The National Health Mission which provides for universal access to equitable; affordable and quality health care services was conceiving as the primary tool to reach health targets; maternal mortality ratio (MMR) of less than 70 deaths per 100,000 live births; neonatal mortality rate (NMR) of 12 deaths per 1,000 live births and under-five mortality rate (U5MR) of 25 deaths per 1,000 live births.
While the health ministry proposing to increase India’s public health expenditure to 2.5% of its gross domestic product (GDP) by 2025; it has remaining within a narrow band of 1.02-1.28% of GDP. For this report, the CAG audited the NITI Aayog, the health ministry, the ministry of statistics and programme implementation, and 14 other ministries for preparedness to achieve SDGs.
Health policy prescribing

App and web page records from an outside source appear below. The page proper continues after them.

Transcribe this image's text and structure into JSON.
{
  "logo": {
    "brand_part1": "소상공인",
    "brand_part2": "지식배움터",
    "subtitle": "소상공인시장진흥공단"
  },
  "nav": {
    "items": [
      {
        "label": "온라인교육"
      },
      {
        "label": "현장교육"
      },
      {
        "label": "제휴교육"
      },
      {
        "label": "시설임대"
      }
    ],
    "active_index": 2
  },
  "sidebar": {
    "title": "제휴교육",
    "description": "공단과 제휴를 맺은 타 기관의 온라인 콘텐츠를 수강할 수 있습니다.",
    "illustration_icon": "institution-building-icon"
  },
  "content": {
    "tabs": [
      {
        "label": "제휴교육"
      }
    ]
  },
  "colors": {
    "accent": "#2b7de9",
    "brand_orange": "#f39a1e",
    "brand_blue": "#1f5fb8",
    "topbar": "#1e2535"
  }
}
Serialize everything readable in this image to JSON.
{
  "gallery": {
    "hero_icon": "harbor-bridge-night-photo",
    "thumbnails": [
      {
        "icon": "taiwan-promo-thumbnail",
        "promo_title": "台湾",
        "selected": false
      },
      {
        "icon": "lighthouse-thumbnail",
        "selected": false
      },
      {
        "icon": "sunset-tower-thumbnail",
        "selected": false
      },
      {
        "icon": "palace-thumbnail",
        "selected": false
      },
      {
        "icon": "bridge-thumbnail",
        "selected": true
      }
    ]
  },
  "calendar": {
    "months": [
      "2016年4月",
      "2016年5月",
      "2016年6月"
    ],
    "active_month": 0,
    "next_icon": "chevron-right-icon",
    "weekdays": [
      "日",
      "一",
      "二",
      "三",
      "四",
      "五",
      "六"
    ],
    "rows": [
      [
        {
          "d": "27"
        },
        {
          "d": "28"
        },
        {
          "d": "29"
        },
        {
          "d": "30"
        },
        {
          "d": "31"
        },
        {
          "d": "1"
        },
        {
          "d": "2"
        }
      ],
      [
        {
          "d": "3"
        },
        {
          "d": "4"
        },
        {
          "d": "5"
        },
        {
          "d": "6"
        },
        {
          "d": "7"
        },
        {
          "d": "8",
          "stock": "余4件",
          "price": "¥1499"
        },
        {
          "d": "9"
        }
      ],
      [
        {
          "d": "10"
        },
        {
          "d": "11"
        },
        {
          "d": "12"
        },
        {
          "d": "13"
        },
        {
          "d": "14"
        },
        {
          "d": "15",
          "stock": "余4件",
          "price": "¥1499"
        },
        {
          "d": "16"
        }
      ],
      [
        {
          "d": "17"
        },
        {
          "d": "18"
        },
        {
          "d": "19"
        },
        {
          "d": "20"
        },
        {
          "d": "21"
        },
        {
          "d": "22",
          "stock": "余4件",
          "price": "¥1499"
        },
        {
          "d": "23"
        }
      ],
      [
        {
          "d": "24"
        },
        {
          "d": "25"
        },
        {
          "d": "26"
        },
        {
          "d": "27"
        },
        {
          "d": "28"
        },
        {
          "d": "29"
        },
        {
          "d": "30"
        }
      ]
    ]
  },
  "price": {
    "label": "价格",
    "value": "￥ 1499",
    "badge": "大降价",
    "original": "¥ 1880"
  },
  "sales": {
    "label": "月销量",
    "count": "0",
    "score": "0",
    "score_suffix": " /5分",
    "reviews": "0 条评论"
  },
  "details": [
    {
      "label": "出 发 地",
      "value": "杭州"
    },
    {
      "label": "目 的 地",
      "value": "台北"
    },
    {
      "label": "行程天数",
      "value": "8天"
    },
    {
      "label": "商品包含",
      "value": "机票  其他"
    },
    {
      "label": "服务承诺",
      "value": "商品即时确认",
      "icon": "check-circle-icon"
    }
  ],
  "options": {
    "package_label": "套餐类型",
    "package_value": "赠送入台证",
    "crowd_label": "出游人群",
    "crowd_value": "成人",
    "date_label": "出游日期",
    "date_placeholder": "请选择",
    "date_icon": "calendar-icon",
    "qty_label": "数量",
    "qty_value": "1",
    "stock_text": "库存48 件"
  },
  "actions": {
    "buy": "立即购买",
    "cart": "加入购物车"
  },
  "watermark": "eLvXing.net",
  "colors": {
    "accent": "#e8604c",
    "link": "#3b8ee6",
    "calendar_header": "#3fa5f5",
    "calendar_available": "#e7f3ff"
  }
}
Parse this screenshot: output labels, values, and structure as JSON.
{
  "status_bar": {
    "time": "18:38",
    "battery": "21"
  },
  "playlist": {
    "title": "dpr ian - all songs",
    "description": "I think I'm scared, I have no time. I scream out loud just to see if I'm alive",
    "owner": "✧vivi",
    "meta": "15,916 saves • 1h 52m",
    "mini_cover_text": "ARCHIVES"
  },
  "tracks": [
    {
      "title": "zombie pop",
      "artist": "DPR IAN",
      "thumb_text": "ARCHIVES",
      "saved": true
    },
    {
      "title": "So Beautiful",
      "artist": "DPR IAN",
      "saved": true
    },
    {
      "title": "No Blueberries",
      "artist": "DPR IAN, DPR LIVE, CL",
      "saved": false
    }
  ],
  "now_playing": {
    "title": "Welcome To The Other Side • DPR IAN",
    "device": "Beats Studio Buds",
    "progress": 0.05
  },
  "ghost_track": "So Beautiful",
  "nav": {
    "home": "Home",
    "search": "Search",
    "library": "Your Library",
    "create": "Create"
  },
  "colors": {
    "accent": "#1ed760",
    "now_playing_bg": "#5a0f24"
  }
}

To reach the 2025 target of spending 2.5% of GDP on health; the National Health Policy mandated states to increase their health spending on primary care by at least 10% every year. In addition, a 4% health and education cess was also proposed which was not implemented. The Policy also prescribing increasing states’ health spending to more than 8% of their annual budgets by the year 2020. Yet, none of the seven states studied for this report by the CAG spent that amount by 2017.
Rural India has a shortfall of between 24% and 38% in the number of sub-centres, primary health centres (PHC) and community health centres in 28 states and union territories; data from the CAG’s 2017 audit report on reproductive and child health under the National Rural Health Mission; which seeks to strengthen the delivery of public health services in rural India.
Indian public health
Each PHC with a load of more than 20 deliveries per month needs at least two medical officers; according to Indian Public Health Standards set in 2006. Chhattisgarh has a total of 341 doctors in PHCs, which makes for 0.43 doctor per PHC, lower than required; according to the data cited in the CAG’s report. There were considerable human resource shortages in Chhattisgarh and UP.
The framework includes 50 indicators related to health, but data for 23 of these such as screening for cervical cancer among women and incidence of viral hepatitis were not available; according to the report. At both the Centre and the state levels, there was evidence of insufficient efforts at putting in place a comprehensive indicator framework; identification of data sources, production of disaggregated data for Goal 3